━━ AVAILABLE DATA
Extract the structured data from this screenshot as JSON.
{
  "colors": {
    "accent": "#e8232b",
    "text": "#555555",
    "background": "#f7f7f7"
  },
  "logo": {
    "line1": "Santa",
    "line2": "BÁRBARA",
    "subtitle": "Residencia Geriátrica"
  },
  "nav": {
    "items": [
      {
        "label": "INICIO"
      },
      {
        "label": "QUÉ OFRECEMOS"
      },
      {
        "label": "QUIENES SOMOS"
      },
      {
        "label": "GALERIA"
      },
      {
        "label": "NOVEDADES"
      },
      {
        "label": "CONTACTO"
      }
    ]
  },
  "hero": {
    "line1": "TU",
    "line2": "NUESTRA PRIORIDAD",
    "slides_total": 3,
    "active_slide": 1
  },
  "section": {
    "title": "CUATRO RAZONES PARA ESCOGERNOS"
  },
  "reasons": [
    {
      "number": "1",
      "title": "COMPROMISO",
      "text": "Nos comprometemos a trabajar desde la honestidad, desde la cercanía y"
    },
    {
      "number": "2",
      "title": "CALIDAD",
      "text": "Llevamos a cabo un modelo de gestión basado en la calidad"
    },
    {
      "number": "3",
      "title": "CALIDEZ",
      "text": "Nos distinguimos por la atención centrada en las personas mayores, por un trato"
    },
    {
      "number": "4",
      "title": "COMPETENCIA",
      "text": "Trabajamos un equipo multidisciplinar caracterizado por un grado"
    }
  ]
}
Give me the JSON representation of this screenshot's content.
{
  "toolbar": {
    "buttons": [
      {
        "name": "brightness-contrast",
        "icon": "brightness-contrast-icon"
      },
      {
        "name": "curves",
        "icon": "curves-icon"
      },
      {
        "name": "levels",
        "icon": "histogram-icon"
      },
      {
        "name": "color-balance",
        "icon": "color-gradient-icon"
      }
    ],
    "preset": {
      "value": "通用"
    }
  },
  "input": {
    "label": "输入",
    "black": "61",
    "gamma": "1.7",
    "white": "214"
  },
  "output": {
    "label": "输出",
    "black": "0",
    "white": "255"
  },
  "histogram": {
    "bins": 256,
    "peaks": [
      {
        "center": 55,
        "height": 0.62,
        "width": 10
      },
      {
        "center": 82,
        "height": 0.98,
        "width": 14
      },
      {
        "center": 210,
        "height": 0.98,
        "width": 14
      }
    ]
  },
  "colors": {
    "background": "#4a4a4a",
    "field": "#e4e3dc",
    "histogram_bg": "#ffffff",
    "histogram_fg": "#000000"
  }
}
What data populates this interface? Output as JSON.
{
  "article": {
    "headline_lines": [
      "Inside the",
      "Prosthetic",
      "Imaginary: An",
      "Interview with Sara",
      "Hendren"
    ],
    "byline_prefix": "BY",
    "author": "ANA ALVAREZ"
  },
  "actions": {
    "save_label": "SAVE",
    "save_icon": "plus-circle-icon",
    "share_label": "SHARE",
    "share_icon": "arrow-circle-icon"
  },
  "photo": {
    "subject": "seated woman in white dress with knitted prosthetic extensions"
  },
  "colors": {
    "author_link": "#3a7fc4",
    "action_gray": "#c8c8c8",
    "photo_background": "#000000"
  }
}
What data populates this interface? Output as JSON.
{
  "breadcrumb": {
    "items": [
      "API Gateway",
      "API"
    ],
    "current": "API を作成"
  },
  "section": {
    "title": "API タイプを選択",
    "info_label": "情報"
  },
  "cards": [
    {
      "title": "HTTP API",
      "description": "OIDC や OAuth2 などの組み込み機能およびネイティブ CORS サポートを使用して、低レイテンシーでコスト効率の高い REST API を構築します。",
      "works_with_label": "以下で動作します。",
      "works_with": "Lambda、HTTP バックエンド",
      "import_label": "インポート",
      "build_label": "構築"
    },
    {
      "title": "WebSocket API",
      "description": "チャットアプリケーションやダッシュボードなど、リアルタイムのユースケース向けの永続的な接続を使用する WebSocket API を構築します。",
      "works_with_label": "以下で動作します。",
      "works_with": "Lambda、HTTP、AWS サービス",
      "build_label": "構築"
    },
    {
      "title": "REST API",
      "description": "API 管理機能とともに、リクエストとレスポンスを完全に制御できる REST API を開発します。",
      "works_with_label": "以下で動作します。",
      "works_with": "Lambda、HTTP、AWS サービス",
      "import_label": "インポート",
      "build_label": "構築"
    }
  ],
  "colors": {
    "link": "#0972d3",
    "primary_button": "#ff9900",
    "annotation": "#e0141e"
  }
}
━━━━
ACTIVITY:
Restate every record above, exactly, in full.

ANSWER FOR THE TASK:
Extract the structured data from this screenshot as JSON.
{
  "colors": {
    "accent": "#e8232b",
    "text": "#555555",
    "background": "#f7f7f7"
  },
  "logo": {
    "line1": "Santa",
    "line2": "BÁRBARA",
    "subtitle": "Residencia Geriátrica"
  },
  "nav": {
    "items": [
      {
        "label": "INICIO"
      },
      {
        "label": "QUÉ OFRECEMOS"
      },
      {
        "label": "QUIENES SOMOS"
      },
      {
        "label": "GALERIA"
      },
      {
        "label": "NOVEDADES"
      },
      {
        "label": "CONTACTO"
      }
    ]
  },
  "hero": {
    "line1": "TU",
    "line2": "NUESTRA PRIORIDAD",
    "slides_total": 3,
    "active_slide": 1
  },
  "section": {
    "title": "CUATRO RAZONES PARA ESCOGERNOS"
  },
  "reasons": [
    {
      "number": "1",
      "title": "COMPROMISO",
      "text": "Nos comprometemos a trabajar desde la honestidad, desde la cercanía y"
    },
    {
      "number": "2",
      "title": "CALIDAD",
      "text": "Llevamos a cabo un modelo de gestión basado en la calidad"
    },
    {
      "number": "3",
      "title": "CALIDEZ",
      "text": "Nos distinguimos por la atención centrada en las personas mayores, por un trato"
    },
    {
      "number": "4",
      "title": "COMPETENCIA",
      "text": "Trabajamos un equipo multidisciplinar caracterizado por un grado"
    }
  ]
}
Give me the JSON representation of this screenshot's content.
{
  "toolbar": {
    "buttons": [
      {
        "name": "brightness-contrast",
        "icon": "brightness-contrast-icon"
      },
      {
        "name": "curves",
        "icon": "curves-icon"
      },
      {
        "name": "levels",
        "icon": "histogram-icon"
      },
      {
        "name": "color-balance",
        "icon": "color-gradient-icon"
      }
    ],
    "preset": {
      "value": "通用"
    }
  },
  "input": {
    "label": "输入",
    "black": "61",
    "gamma": "1.7",
    "white": "214"
  },
  "output": {
    "label": "输出",
    "black": "0",
    "white": "255"
  },
  "histogram": {
    "bins": 256,
    "peaks": [
      {
        "center": 55,
        "height": 0.62,
        "width": 10
      },
      {
        "center": 82,
        "height": 0.98,
        "width": 14
      },
      {
        "center": 210,
        "height": 0.98,
        "width": 14
      }
    ]
  },
  "colors": {
    "background": "#4a4a4a",
    "field": "#e4e3dc",
    "histogram_bg": "#ffffff",
    "histogram_fg": "#000000"
  }
}
What data populates this interface? Output as JSON.
{
  "article": {
    "headline_lines": [
      "Inside the",
      "Prosthetic",
      "Imaginary: An",
      "Interview with Sara",
      "Hendren"
    ],
    "byline_prefix": "BY",
    "author": "ANA ALVAREZ"
  },
  "actions": {
    "save_label": "SAVE",
    "save_icon": "plus-circle-icon",
    "share_label": "SHARE",
    "share_icon": "arrow-circle-icon"
  },
  "photo": {
    "subject": "seated woman in white dress with knitted prosthetic extensions"
  },
  "colors": {
    "author_link": "#3a7fc4",
    "action_gray": "#c8c8c8",
    "photo_background": "#000000"
  }
}
What data populates this interface? Output as JSON.
{
  "breadcrumb": {
    "items": [
      "API Gateway",
      "API"
    ],
    "current": "API を作成"
  },
  "section": {
    "title": "API タイプを選択",
    "info_label": "情報"
  },
  "cards": [
    {
      "title": "HTTP API",
      "description": "OIDC や OAuth2 などの組み込み機能およびネイティブ CORS サポートを使用して、低レイテンシーでコスト効率の高い REST API を構築します。",
      "works_with_label": "以下で動作します。",
      "works_with": "Lambda、HTTP バックエンド",
      "import_label": "インポート",
      "build_label": "構築"
    },
    {
      "title": "WebSocket API",
      "description": "チャットアプリケーションやダッシュボードなど、リアルタイムのユースケース向けの永続的な接続を使用する WebSocket API を構築します。",
      "works_with_label": "以下で動作します。",
      "works_with": "Lambda、HTTP、AWS サービス",
      "build_label": "構築"
    },
    {
      "title": "REST API",
      "description": "API 管理機能とともに、リクエストとレスポンスを完全に制御できる REST API を開発します。",
      "works_with_label": "以下で動作します。",
      "works_with": "Lambda、HTTP、AWS サービス",
      "import_label": "インポート",
      "build_label": "構築"
    }
  ],
  "colors": {
    "link": "#0972d3",
    "primary_button": "#ff9900",
    "annotation": "#e0141e"
  }
}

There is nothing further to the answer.